*Try it*
Give the records again exactly as written. Leave out the pictures.

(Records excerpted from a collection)
[Start of section]
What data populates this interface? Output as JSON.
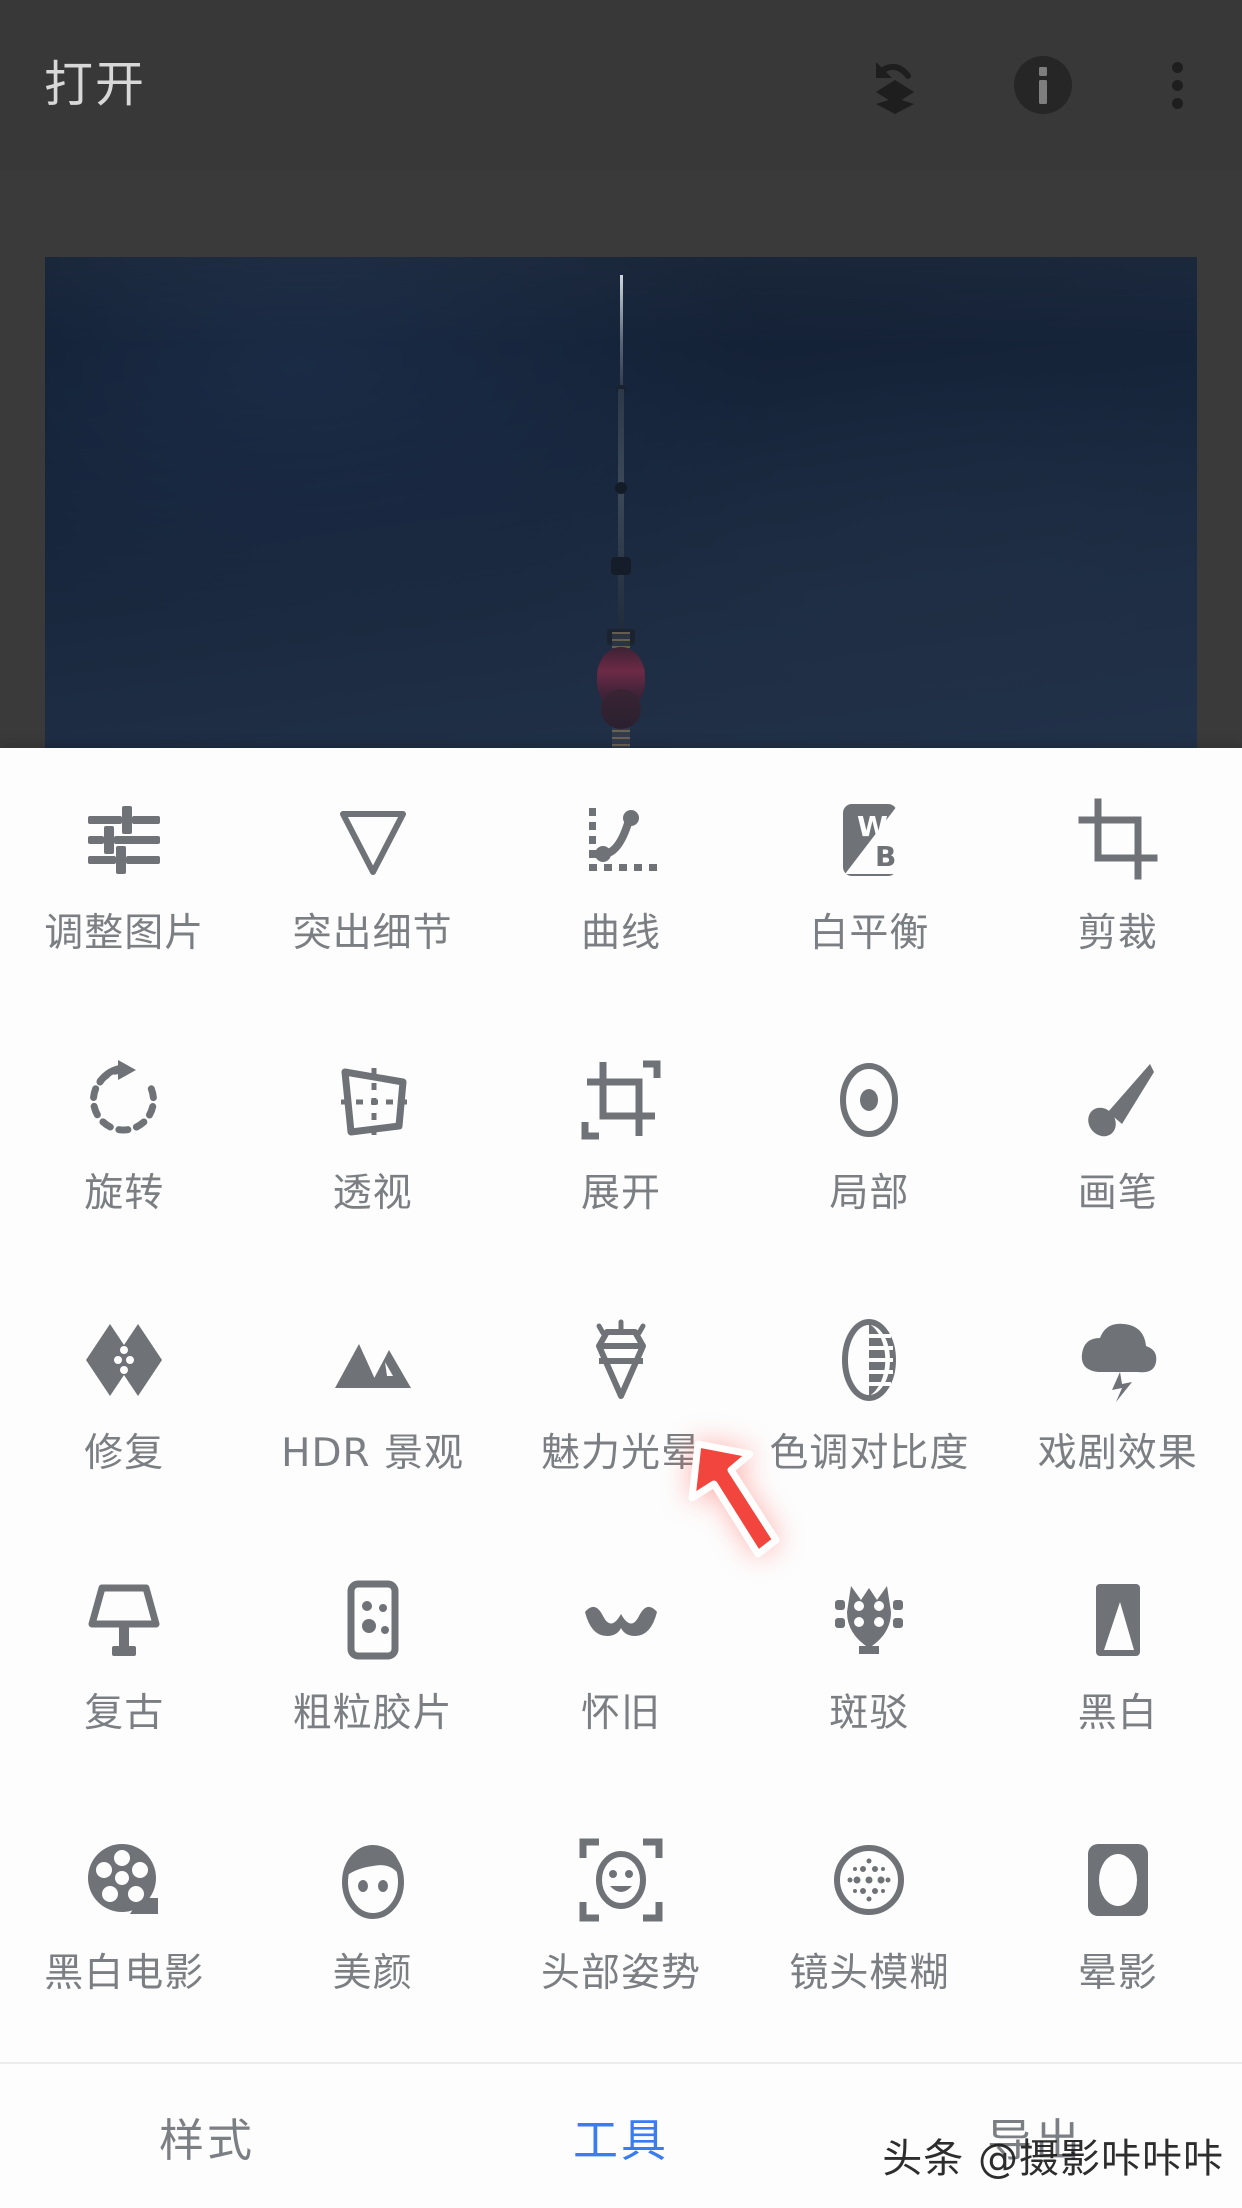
{
  "app": {
    "header": {
      "title": "打开",
      "icons": [
        {
          "name": "undo-layers-icon",
          "glyph": "undo-layers"
        },
        {
          "name": "info-icon",
          "glyph": "info"
        },
        {
          "name": "overflow-menu-icon",
          "glyph": "three-dots"
        }
      ]
    },
    "photo": {
      "subject": "夜空中的电视塔"
    },
    "tools": [
      {
        "label": "调整图片",
        "icon": "sliders-icon"
      },
      {
        "label": "突出细节",
        "icon": "triangle-detail-icon"
      },
      {
        "label": "曲线",
        "icon": "curve-icon"
      },
      {
        "label": "白平衡",
        "icon": "white-balance-icon"
      },
      {
        "label": "剪裁",
        "icon": "crop-icon"
      },
      {
        "label": "旋转",
        "icon": "rotate-icon"
      },
      {
        "label": "透视",
        "icon": "perspective-icon"
      },
      {
        "label": "展开",
        "icon": "expand-icon"
      },
      {
        "label": "局部",
        "icon": "selective-icon"
      },
      {
        "label": "画笔",
        "icon": "brush-icon"
      },
      {
        "label": "修复",
        "icon": "healing-icon"
      },
      {
        "label": "HDR 景观",
        "icon": "hdr-landscape-icon"
      },
      {
        "label": "魅力光晕",
        "icon": "glamour-glow-icon"
      },
      {
        "label": "色调对比度",
        "icon": "tonal-contrast-icon"
      },
      {
        "label": "戏剧效果",
        "icon": "drama-icon"
      },
      {
        "label": "复古",
        "icon": "vintage-lamp-icon"
      },
      {
        "label": "粗粒胶片",
        "icon": "grainy-film-icon"
      },
      {
        "label": "怀旧",
        "icon": "retrolux-icon"
      },
      {
        "label": "斑驳",
        "icon": "grunge-icon"
      },
      {
        "label": "黑白",
        "icon": "black-white-icon"
      },
      {
        "label": "黑白电影",
        "icon": "noir-film-reel-icon"
      },
      {
        "label": "美颜",
        "icon": "portrait-face-icon"
      },
      {
        "label": "头部姿势",
        "icon": "head-pose-icon"
      },
      {
        "label": "镜头模糊",
        "icon": "lens-blur-icon"
      },
      {
        "label": "晕影",
        "icon": "vignette-icon"
      }
    ],
    "bottom_nav": {
      "items": [
        {
          "label": "样式",
          "active": false
        },
        {
          "label": "工具",
          "active": true
        },
        {
          "label": "导出",
          "active": false
        }
      ],
      "active_color": "#3b7cf0"
    },
    "cursor": {
      "name": "red-pointer-arrow",
      "color": "#f2453d",
      "points_at": "魅力光晕"
    },
    "watermark": {
      "text": "头条 @摄影咔咔咔"
    }
  }
}
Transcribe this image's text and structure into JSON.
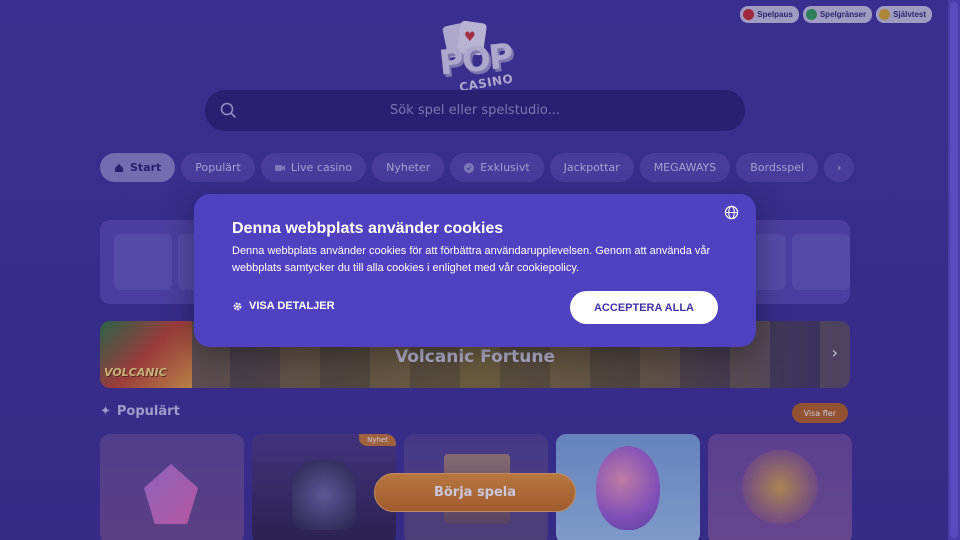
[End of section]
*Result of the task*
What data populates this interface? Output as JSON.
{
  "app": {
    "header": {
      "title": "打开",
      "icons": [
        {
          "name": "undo-layers-icon",
          "glyph": "undo-layers"
        },
        {
          "name": "info-icon",
          "glyph": "info"
        },
        {
          "name": "overflow-menu-icon",
          "glyph": "three-dots"
        }
      ]
    },
    "photo": {
      "subject": "夜空中的电视塔"
    },
    "tools": [
      {
        "label": "调整图片",
        "icon": "sliders-icon"
      },
      {
        "label": "突出细节",
        "icon": "triangle-detail-icon"
      },
      {
        "label": "曲线",
        "icon": "curve-icon"
      },
      {
        "label": "白平衡",
        "icon": "white-balance-icon"
      },
      {
        "label": "剪裁",
        "icon": "crop-icon"
      },
      {
        "label": "旋转",
        "icon": "rotate-icon"
      },
      {
        "label": "透视",
        "icon": "perspective-icon"
      },
      {
        "label": "展开",
        "icon": "expand-icon"
      },
      {
        "label": "局部",
        "icon": "selective-icon"
      },
      {
        "label": "画笔",
        "icon": "brush-icon"
      },
      {
        "label": "修复",
        "icon": "healing-icon"
      },
      {
        "label": "HDR 景观",
        "icon": "hdr-landscape-icon"
      },
      {
        "label": "魅力光晕",
        "icon": "glamour-glow-icon"
      },
      {
        "label": "色调对比度",
        "icon": "tonal-contrast-icon"
      },
      {
        "label": "戏剧效果",
        "icon": "drama-icon"
      },
      {
        "label": "复古",
        "icon": "vintage-lamp-icon"
      },
      {
        "label": "粗粒胶片",
        "icon": "grainy-film-icon"
      },
      {
        "label": "怀旧",
        "icon": "retrolux-icon"
      },
      {
        "label": "斑驳",
        "icon": "grunge-icon"
      },
      {
        "label": "黑白",
        "icon": "black-white-icon"
      },
      {
        "label": "黑白电影",
        "icon": "noir-film-reel-icon"
      },
      {
        "label": "美颜",
        "icon": "portrait-face-icon"
      },
      {
        "label": "头部姿势",
        "icon": "head-pose-icon"
      },
      {
        "label": "镜头模糊",
        "icon": "lens-blur-icon"
      },
      {
        "label": "晕影",
        "icon": "vignette-icon"
      }
    ],
    "bottom_nav": {
      "items": [
        {
          "label": "样式",
          "active": false
        },
        {
          "label": "工具",
          "active": true
        },
        {
          "label": "导出",
          "active": false
        }
      ],
      "active_color": "#3b7cf0"
    },
    "cursor": {
      "name": "red-pointer-arrow",
      "color": "#f2453d",
      "points_at": "魅力光晕"
    },
    "watermark": {
      "text": "头条 @摄影咔咔咔"
    }
  }
}
Transcribe this image's text and structure into JSON.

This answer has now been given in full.